== Stored data ==

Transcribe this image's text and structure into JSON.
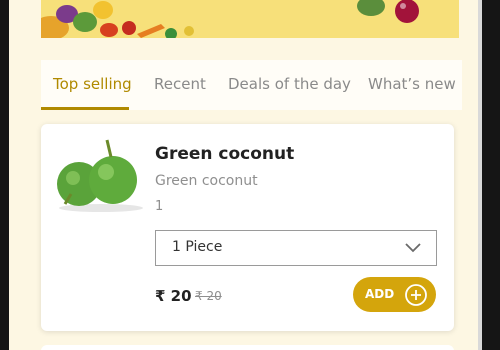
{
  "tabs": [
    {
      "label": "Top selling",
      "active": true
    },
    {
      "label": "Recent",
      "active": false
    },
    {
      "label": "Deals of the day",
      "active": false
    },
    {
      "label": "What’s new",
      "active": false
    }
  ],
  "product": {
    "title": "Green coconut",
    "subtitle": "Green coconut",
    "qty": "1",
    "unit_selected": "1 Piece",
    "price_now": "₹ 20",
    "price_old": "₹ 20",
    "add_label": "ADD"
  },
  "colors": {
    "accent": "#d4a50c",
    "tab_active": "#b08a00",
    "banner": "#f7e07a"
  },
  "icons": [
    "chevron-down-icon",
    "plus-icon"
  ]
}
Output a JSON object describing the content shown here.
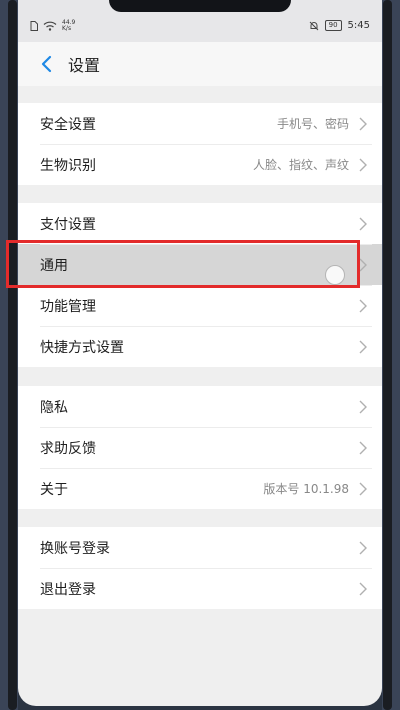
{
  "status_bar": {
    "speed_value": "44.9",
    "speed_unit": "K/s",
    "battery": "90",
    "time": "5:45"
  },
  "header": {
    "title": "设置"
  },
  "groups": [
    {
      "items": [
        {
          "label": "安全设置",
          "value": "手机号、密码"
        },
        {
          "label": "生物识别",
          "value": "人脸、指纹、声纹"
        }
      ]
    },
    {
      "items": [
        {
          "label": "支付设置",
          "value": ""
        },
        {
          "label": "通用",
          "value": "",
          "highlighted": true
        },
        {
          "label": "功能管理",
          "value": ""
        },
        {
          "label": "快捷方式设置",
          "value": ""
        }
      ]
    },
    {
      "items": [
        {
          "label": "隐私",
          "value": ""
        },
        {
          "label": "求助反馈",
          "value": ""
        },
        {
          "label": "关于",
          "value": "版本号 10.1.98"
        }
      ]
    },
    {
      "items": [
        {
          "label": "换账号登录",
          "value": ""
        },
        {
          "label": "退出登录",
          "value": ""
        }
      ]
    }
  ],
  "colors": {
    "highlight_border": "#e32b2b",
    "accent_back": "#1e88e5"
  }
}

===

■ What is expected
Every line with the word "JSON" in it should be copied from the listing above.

■ Exercise solution
Transcribe this image's text and structure into JSON.
Output a JSON object describing the content shown here.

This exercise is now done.